[Source data Boundary: Start]

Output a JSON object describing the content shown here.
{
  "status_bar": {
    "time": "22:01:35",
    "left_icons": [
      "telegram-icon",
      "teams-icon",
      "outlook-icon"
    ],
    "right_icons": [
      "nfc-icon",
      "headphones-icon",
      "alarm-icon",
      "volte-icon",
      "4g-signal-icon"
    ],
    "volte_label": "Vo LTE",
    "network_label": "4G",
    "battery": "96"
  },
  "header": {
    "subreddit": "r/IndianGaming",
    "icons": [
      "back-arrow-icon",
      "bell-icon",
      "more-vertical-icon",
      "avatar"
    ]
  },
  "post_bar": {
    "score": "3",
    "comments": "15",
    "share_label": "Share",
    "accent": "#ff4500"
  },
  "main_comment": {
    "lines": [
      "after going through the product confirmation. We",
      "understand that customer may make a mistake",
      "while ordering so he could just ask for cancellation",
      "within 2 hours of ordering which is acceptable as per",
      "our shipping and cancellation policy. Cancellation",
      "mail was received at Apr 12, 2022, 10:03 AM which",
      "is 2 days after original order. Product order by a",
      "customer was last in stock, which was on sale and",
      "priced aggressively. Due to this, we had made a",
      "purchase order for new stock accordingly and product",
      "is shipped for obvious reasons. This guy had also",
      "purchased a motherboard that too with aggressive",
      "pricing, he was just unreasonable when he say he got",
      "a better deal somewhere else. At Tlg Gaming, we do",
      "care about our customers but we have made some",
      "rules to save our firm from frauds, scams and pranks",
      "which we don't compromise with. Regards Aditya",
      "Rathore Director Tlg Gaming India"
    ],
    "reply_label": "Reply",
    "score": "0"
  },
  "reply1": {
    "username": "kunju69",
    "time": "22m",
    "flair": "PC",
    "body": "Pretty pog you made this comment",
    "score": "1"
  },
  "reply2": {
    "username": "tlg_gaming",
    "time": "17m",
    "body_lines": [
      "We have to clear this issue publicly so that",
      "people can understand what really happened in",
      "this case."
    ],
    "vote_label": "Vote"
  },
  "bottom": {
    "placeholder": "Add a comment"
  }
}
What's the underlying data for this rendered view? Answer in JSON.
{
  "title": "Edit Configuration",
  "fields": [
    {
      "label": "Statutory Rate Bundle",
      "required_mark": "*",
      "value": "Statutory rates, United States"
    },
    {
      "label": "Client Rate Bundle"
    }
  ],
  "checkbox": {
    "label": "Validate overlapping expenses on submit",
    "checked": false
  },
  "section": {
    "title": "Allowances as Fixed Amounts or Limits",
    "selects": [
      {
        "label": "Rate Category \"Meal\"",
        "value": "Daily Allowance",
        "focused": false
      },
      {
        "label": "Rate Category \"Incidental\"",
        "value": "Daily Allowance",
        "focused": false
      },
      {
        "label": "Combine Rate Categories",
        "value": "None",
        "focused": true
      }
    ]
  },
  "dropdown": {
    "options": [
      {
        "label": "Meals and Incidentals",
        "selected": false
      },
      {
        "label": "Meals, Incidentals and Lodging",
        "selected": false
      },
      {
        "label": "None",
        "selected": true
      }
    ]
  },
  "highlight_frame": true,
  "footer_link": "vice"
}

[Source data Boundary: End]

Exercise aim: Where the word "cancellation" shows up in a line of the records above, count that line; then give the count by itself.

Exercise result: 2